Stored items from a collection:

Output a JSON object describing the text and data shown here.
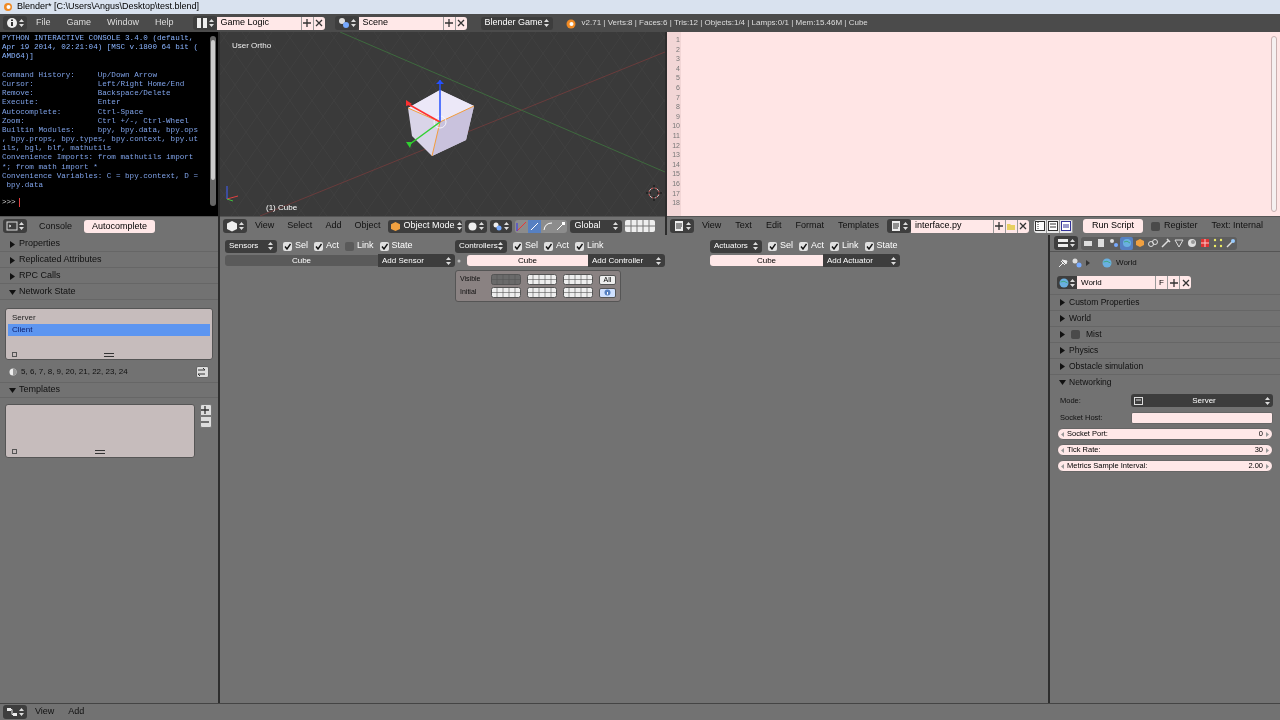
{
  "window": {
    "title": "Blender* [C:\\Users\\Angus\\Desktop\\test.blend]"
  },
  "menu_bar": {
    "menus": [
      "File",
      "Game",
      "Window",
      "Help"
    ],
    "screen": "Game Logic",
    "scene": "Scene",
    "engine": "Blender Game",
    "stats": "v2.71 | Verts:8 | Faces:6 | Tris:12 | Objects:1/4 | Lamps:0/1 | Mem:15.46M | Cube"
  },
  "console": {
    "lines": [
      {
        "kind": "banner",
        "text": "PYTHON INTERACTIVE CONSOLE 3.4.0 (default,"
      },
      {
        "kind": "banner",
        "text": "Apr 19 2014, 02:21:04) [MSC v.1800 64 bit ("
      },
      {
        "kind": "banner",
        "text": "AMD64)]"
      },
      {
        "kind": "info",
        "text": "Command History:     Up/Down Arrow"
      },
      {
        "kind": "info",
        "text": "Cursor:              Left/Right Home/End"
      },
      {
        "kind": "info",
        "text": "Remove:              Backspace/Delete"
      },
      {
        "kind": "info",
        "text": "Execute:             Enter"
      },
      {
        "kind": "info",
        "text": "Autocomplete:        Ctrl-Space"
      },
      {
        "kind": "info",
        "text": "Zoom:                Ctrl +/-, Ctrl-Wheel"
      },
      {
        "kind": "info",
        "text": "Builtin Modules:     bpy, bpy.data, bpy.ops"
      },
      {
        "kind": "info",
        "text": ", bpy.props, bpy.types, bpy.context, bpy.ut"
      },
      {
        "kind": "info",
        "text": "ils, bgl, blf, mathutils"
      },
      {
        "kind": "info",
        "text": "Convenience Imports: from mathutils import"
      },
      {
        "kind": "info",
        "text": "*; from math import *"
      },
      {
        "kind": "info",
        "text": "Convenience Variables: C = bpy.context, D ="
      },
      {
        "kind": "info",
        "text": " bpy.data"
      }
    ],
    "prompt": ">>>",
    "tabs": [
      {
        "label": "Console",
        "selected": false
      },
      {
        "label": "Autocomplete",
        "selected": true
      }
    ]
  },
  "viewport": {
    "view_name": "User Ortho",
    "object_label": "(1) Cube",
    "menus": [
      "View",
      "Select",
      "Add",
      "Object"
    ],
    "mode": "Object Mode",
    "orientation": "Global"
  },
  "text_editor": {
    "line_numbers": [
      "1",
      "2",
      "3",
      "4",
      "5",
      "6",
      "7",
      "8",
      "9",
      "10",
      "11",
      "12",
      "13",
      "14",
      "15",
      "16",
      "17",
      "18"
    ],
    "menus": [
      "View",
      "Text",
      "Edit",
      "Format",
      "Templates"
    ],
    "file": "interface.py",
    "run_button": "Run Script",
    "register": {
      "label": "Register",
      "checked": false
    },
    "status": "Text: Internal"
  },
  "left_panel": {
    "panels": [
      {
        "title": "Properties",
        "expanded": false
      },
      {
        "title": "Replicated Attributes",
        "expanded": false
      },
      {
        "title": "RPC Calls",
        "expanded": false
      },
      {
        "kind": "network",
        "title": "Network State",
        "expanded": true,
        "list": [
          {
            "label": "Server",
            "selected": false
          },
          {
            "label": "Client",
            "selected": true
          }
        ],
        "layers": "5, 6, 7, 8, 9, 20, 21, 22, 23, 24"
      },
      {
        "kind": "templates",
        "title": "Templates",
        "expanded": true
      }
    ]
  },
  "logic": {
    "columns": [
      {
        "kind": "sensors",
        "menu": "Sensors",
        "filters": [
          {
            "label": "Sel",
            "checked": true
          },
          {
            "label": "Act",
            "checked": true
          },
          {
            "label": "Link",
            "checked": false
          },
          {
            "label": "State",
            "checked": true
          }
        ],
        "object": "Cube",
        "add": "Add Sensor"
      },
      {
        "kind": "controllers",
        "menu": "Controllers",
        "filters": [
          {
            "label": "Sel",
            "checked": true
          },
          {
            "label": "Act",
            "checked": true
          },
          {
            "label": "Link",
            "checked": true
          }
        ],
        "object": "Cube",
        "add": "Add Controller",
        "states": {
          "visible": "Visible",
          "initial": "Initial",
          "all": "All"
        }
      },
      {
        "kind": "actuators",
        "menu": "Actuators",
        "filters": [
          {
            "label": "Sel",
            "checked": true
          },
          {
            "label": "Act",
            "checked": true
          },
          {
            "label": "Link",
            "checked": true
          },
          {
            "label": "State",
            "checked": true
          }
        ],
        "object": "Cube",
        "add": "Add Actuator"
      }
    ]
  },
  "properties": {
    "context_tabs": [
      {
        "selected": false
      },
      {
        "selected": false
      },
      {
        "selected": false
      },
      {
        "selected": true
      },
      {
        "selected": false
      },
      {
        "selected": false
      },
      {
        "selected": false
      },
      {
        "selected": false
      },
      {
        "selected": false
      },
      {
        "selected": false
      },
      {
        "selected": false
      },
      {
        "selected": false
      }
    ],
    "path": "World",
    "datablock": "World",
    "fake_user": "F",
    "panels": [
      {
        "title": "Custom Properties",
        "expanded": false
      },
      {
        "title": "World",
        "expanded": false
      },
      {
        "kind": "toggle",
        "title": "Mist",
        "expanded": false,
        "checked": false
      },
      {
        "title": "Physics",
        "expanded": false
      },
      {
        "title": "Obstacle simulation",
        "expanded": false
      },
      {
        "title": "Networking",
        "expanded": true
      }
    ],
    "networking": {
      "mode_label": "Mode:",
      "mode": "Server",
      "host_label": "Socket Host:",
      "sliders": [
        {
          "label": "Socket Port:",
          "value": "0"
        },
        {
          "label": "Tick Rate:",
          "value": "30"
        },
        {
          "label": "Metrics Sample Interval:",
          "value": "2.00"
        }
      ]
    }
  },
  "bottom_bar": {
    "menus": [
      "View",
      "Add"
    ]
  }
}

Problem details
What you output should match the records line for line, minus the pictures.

Solution to this problem
Output a JSON object describing the text and data shown here.
{
  "window": {
    "title": "Blender* [C:\\Users\\Angus\\Desktop\\test.blend]"
  },
  "menu_bar": {
    "menus": [
      "File",
      "Game",
      "Window",
      "Help"
    ],
    "screen": "Game Logic",
    "scene": "Scene",
    "engine": "Blender Game",
    "stats": "v2.71 | Verts:8 | Faces:6 | Tris:12 | Objects:1/4 | Lamps:0/1 | Mem:15.46M | Cube"
  },
  "console": {
    "lines": [
      {
        "kind": "banner",
        "text": "PYTHON INTERACTIVE CONSOLE 3.4.0 (default,"
      },
      {
        "kind": "banner",
        "text": "Apr 19 2014, 02:21:04) [MSC v.1800 64 bit ("
      },
      {
        "kind": "banner",
        "text": "AMD64)]"
      },
      {
        "kind": "info",
        "text": "Command History:     Up/Down Arrow"
      },
      {
        "kind": "info",
        "text": "Cursor:              Left/Right Home/End"
      },
      {
        "kind": "info",
        "text": "Remove:              Backspace/Delete"
      },
      {
        "kind": "info",
        "text": "Execute:             Enter"
      },
      {
        "kind": "info",
        "text": "Autocomplete:        Ctrl-Space"
      },
      {
        "kind": "info",
        "text": "Zoom:                Ctrl +/-, Ctrl-Wheel"
      },
      {
        "kind": "info",
        "text": "Builtin Modules:     bpy, bpy.data, bpy.ops"
      },
      {
        "kind": "info",
        "text": ", bpy.props, bpy.types, bpy.context, bpy.ut"
      },
      {
        "kind": "info",
        "text": "ils, bgl, blf, mathutils"
      },
      {
        "kind": "info",
        "text": "Convenience Imports: from mathutils import"
      },
      {
        "kind": "info",
        "text": "*; from math import *"
      },
      {
        "kind": "info",
        "text": "Convenience Variables: C = bpy.context, D ="
      },
      {
        "kind": "info",
        "text": " bpy.data"
      }
    ],
    "prompt": ">>>",
    "tabs": [
      {
        "label": "Console",
        "selected": false
      },
      {
        "label": "Autocomplete",
        "selected": true
      }
    ]
  },
  "viewport": {
    "view_name": "User Ortho",
    "object_label": "(1) Cube",
    "menus": [
      "View",
      "Select",
      "Add",
      "Object"
    ],
    "mode": "Object Mode",
    "orientation": "Global"
  },
  "text_editor": {
    "line_numbers": [
      "1",
      "2",
      "3",
      "4",
      "5",
      "6",
      "7",
      "8",
      "9",
      "10",
      "11",
      "12",
      "13",
      "14",
      "15",
      "16",
      "17",
      "18"
    ],
    "menus": [
      "View",
      "Text",
      "Edit",
      "Format",
      "Templates"
    ],
    "file": "interface.py",
    "run_button": "Run Script",
    "register": {
      "label": "Register",
      "checked": false
    },
    "status": "Text: Internal"
  },
  "left_panel": {
    "panels": [
      {
        "title": "Properties",
        "expanded": false
      },
      {
        "title": "Replicated Attributes",
        "expanded": false
      },
      {
        "title": "RPC Calls",
        "expanded": false
      },
      {
        "kind": "network",
        "title": "Network State",
        "expanded": true,
        "list": [
          {
            "label": "Server",
            "selected": false
          },
          {
            "label": "Client",
            "selected": true
          }
        ],
        "layers": "5, 6, 7, 8, 9, 20, 21, 22, 23, 24"
      },
      {
        "kind": "templates",
        "title": "Templates",
        "expanded": true
      }
    ]
  },
  "logic": {
    "columns": [
      {
        "kind": "sensors",
        "menu": "Sensors",
        "filters": [
          {
            "label": "Sel",
            "checked": true
          },
          {
            "label": "Act",
            "checked": true
          },
          {
            "label": "Link",
            "checked": false
          },
          {
            "label": "State",
            "checked": true
          }
        ],
        "object": "Cube",
        "add": "Add Sensor"
      },
      {
        "kind": "controllers",
        "menu": "Controllers",
        "filters": [
          {
            "label": "Sel",
            "checked": true
          },
          {
            "label": "Act",
            "checked": true
          },
          {
            "label": "Link",
            "checked": true
          }
        ],
        "object": "Cube",
        "add": "Add Controller",
        "states": {
          "visible": "Visible",
          "initial": "Initial",
          "all": "All"
        }
      },
      {
        "kind": "actuators",
        "menu": "Actuators",
        "filters": [
          {
            "label": "Sel",
            "checked": true
          },
          {
            "label": "Act",
            "checked": true
          },
          {
            "label": "Link",
            "checked": true
          },
          {
            "label": "State",
            "checked": true
          }
        ],
        "object": "Cube",
        "add": "Add Actuator"
      }
    ]
  },
  "properties": {
    "context_tabs": [
      {
        "selected": false
      },
      {
        "selected": false
      },
      {
        "selected": false
      },
      {
        "selected": true
      },
      {
        "selected": false
      },
      {
        "selected": false
      },
      {
        "selected": false
      },
      {
        "selected": false
      },
      {
        "selected": false
      },
      {
        "selected": false
      },
      {
        "selected": false
      },
      {
        "selected": false
      }
    ],
    "path": "World",
    "datablock": "World",
    "fake_user": "F",
    "panels": [
      {
        "title": "Custom Properties",
        "expanded": false
      },
      {
        "title": "World",
        "expanded": false
      },
      {
        "kind": "toggle",
        "title": "Mist",
        "expanded": false,
        "checked": false
      },
      {
        "title": "Physics",
        "expanded": false
      },
      {
        "title": "Obstacle simulation",
        "expanded": false
      },
      {
        "title": "Networking",
        "expanded": true
      }
    ],
    "networking": {
      "mode_label": "Mode:",
      "mode": "Server",
      "host_label": "Socket Host:",
      "sliders": [
        {
          "label": "Socket Port:",
          "value": "0"
        },
        {
          "label": "Tick Rate:",
          "value": "30"
        },
        {
          "label": "Metrics Sample Interval:",
          "value": "2.00"
        }
      ]
    }
  },
  "bottom_bar": {
    "menus": [
      "View",
      "Add"
    ]
  }
}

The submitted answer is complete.